For each line in the data below that has the word "Clone", copy that line.

Website and app data records:
==================================================

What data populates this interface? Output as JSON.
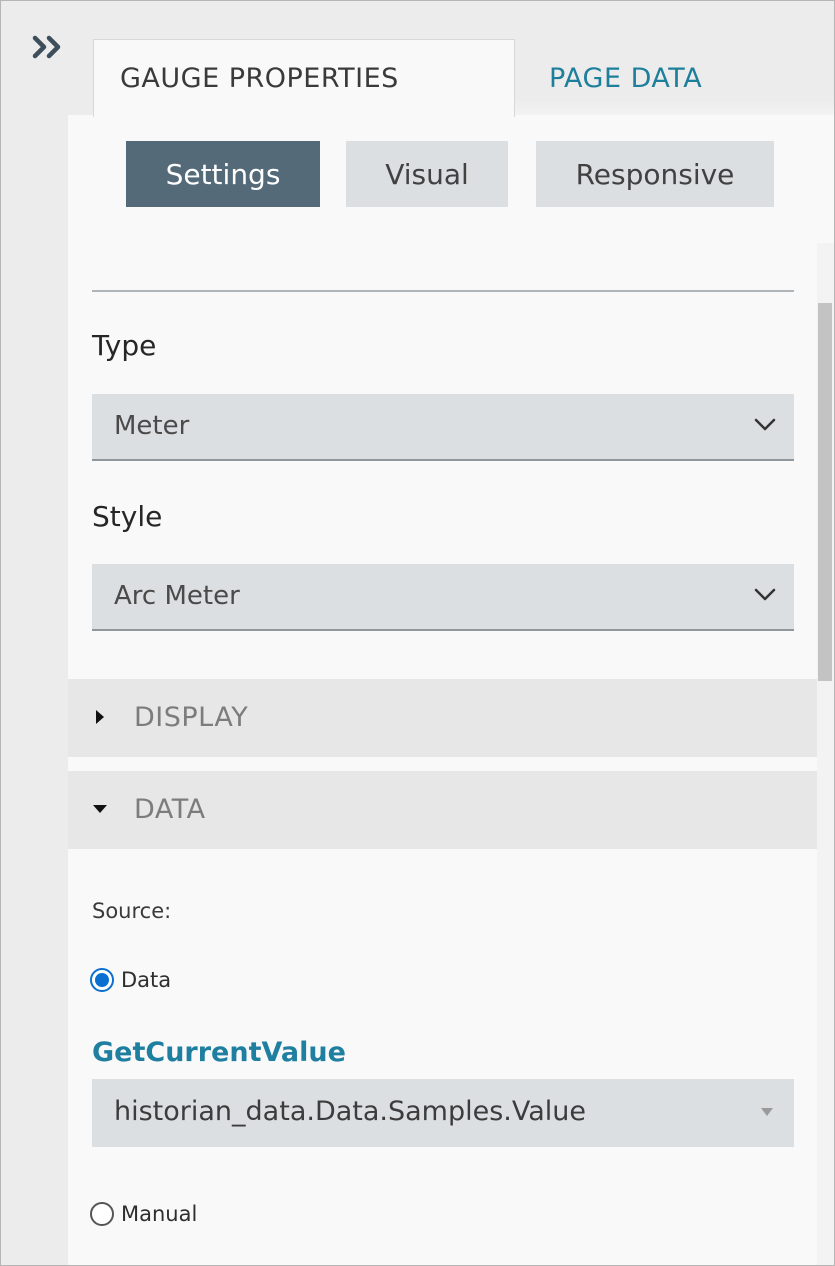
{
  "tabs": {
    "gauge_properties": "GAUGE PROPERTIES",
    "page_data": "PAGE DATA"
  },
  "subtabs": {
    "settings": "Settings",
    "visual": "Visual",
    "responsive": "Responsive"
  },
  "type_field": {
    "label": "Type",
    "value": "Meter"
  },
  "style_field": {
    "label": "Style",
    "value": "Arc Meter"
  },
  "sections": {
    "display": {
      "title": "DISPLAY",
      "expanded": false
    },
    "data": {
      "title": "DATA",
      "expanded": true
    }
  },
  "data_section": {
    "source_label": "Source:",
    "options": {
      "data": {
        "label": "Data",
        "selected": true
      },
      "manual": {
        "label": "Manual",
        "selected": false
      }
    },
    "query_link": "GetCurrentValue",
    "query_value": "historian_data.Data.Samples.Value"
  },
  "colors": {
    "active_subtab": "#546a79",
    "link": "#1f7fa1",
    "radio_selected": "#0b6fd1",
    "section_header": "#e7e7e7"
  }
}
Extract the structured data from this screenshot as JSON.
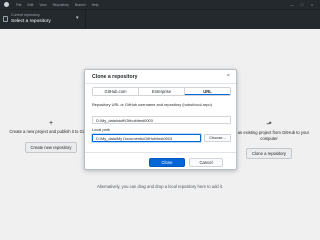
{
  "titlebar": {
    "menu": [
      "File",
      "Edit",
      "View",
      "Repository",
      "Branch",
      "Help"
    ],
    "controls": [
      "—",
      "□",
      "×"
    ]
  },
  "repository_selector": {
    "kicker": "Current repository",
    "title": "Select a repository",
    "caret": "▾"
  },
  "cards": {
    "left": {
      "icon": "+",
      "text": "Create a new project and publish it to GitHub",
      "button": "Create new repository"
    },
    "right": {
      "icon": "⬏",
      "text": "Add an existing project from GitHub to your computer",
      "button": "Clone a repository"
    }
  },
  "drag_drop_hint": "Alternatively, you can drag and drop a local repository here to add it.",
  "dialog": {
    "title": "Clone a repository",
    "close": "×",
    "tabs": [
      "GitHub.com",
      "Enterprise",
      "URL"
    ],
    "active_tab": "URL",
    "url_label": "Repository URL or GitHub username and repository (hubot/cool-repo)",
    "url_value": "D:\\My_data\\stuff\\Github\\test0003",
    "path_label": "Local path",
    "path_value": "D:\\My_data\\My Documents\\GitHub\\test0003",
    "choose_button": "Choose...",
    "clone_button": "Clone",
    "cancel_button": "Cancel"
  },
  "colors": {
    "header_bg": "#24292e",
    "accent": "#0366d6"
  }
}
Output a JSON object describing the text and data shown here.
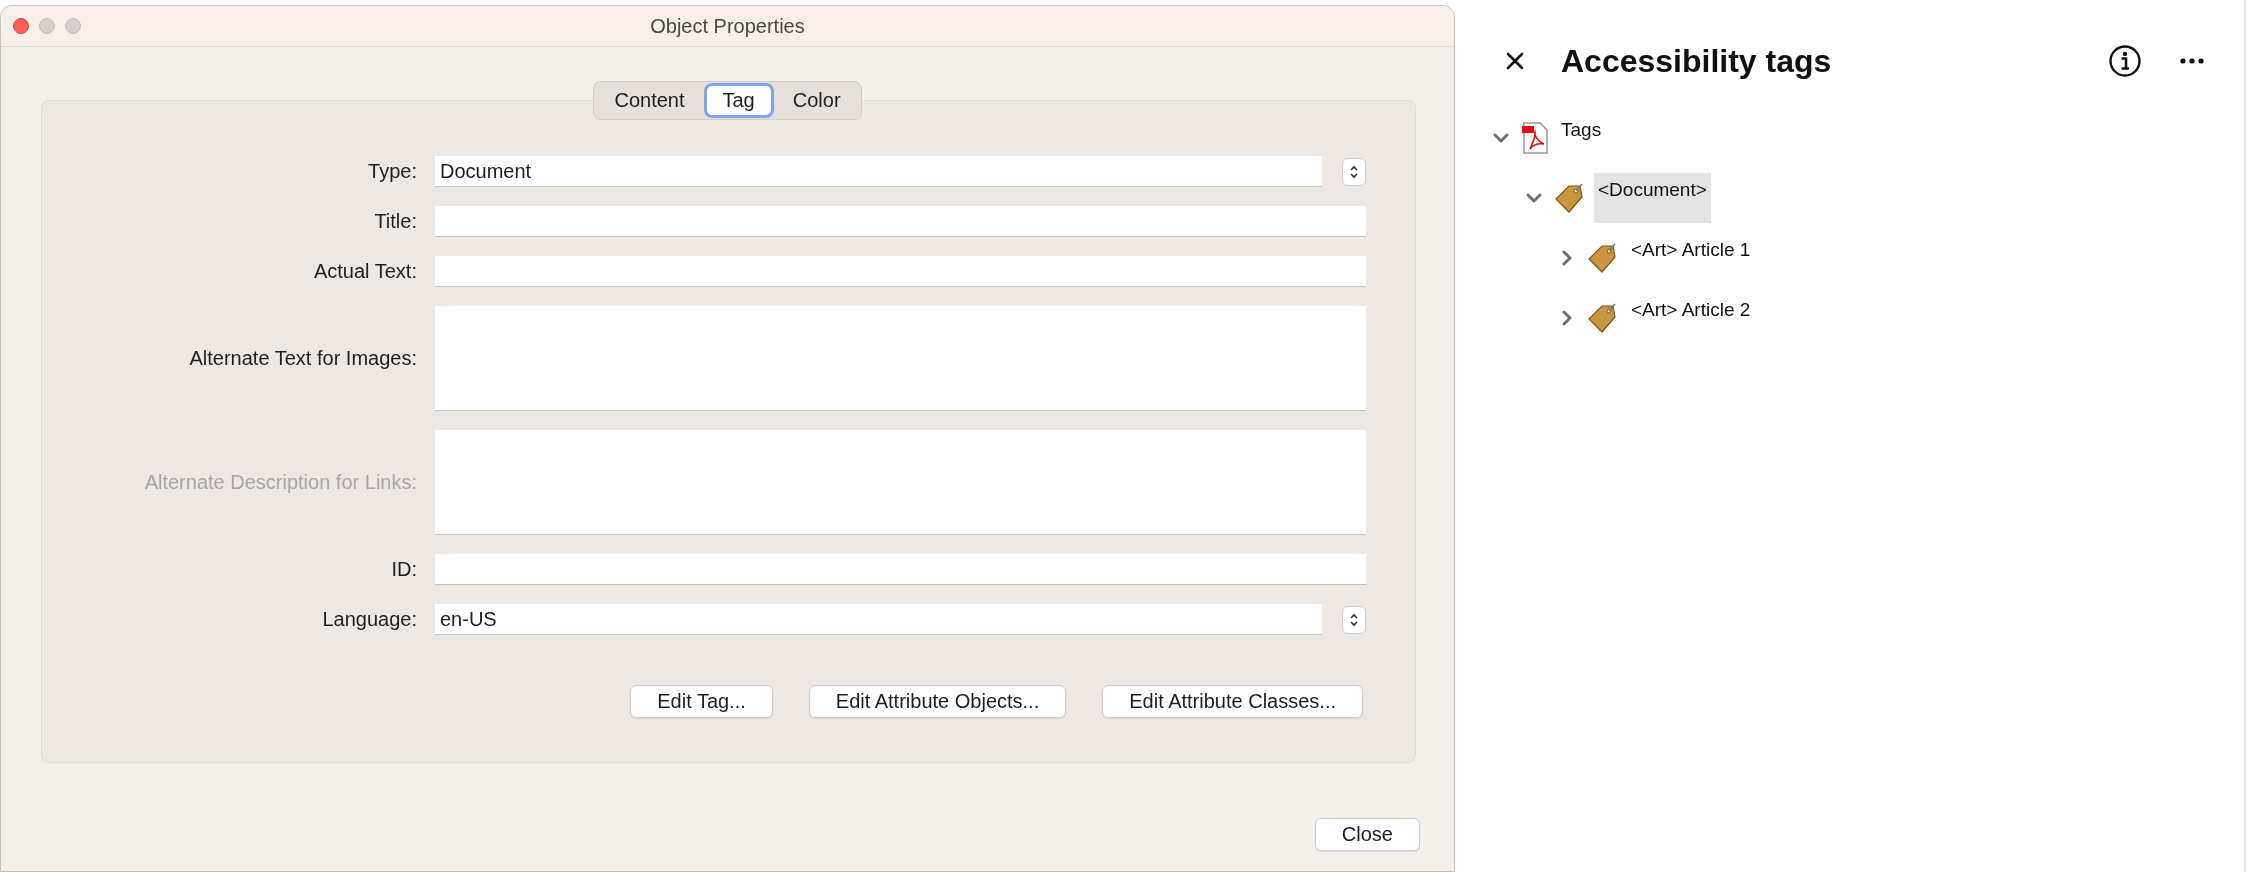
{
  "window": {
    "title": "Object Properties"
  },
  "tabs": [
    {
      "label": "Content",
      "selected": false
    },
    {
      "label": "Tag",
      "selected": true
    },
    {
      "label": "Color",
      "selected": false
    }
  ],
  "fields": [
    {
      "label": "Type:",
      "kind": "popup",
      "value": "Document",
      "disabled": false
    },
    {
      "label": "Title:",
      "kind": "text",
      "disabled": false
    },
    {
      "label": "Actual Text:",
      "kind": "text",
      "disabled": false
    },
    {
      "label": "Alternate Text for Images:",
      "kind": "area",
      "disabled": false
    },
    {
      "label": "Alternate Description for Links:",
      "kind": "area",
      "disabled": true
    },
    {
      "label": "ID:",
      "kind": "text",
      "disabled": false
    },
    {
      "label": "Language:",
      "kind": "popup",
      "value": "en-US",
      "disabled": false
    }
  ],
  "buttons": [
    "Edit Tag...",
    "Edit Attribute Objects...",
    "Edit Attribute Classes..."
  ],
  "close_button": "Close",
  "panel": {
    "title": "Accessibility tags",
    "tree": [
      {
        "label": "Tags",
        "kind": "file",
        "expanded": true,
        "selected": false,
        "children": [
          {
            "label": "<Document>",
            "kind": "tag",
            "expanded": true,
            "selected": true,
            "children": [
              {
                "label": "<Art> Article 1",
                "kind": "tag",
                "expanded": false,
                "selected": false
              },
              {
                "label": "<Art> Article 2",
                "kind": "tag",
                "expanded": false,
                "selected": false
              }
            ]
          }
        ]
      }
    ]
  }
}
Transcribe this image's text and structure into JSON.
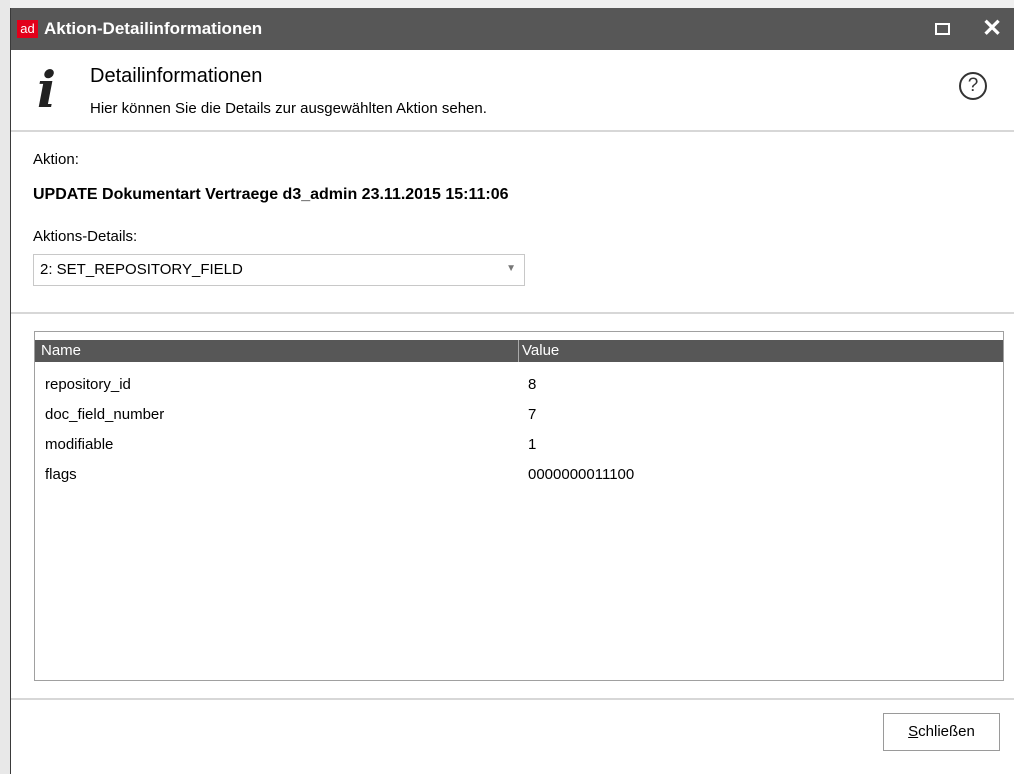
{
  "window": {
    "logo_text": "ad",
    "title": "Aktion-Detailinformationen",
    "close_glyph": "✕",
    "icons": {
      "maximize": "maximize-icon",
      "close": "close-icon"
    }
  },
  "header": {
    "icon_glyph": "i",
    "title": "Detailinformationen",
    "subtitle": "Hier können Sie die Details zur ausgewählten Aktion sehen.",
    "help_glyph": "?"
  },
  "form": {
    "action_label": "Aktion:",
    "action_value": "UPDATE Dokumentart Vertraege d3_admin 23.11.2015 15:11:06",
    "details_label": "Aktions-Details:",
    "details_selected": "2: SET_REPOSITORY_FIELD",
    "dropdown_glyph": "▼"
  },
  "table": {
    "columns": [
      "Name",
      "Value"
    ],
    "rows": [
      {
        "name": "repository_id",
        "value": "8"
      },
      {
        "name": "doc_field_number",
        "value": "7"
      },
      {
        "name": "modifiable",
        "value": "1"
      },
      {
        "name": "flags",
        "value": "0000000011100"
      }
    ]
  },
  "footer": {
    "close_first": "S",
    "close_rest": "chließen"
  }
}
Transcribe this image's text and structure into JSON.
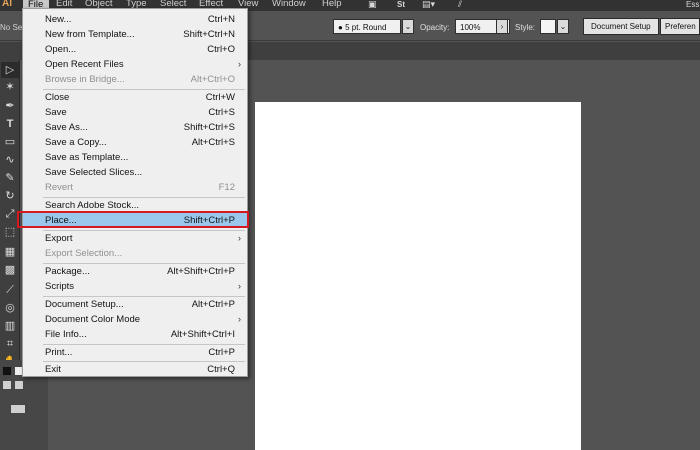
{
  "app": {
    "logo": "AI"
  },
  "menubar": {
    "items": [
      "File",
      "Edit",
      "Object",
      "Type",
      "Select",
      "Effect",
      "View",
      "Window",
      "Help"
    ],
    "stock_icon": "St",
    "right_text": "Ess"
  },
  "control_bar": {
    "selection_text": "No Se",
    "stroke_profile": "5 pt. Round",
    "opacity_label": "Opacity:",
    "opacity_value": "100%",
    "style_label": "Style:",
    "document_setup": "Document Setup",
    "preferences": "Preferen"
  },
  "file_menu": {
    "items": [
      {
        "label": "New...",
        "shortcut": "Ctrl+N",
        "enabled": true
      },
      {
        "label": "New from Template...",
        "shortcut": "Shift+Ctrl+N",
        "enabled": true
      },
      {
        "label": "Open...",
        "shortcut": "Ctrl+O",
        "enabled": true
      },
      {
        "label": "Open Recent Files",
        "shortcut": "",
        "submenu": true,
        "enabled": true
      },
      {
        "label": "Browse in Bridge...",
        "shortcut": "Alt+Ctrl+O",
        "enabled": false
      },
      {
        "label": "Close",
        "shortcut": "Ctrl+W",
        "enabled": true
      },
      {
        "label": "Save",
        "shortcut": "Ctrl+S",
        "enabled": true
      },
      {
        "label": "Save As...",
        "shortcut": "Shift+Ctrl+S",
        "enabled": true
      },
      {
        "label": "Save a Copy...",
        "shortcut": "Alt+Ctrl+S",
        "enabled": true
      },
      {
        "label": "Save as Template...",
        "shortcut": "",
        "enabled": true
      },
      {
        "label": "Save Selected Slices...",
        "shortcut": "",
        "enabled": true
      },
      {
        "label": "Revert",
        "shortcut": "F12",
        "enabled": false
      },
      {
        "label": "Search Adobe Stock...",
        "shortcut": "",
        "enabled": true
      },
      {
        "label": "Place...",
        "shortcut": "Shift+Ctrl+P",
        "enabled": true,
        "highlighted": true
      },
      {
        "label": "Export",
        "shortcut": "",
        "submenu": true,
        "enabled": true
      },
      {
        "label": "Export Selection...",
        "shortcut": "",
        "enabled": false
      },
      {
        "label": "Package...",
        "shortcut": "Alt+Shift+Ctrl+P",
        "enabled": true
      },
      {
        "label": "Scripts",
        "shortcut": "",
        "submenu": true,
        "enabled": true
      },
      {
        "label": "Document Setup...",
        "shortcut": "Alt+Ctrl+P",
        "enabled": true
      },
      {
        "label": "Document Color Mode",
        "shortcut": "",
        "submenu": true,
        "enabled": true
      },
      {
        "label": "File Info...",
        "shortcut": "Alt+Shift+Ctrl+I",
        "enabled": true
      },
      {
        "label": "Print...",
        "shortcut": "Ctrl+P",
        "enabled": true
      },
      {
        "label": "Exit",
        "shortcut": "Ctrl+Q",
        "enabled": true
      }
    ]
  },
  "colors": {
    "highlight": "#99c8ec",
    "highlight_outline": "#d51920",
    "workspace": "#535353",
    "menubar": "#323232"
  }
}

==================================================

■ Your response ■
      "button": "Clone a repository"
    "title": "Clone a repository",
    "clone_button": "Clone",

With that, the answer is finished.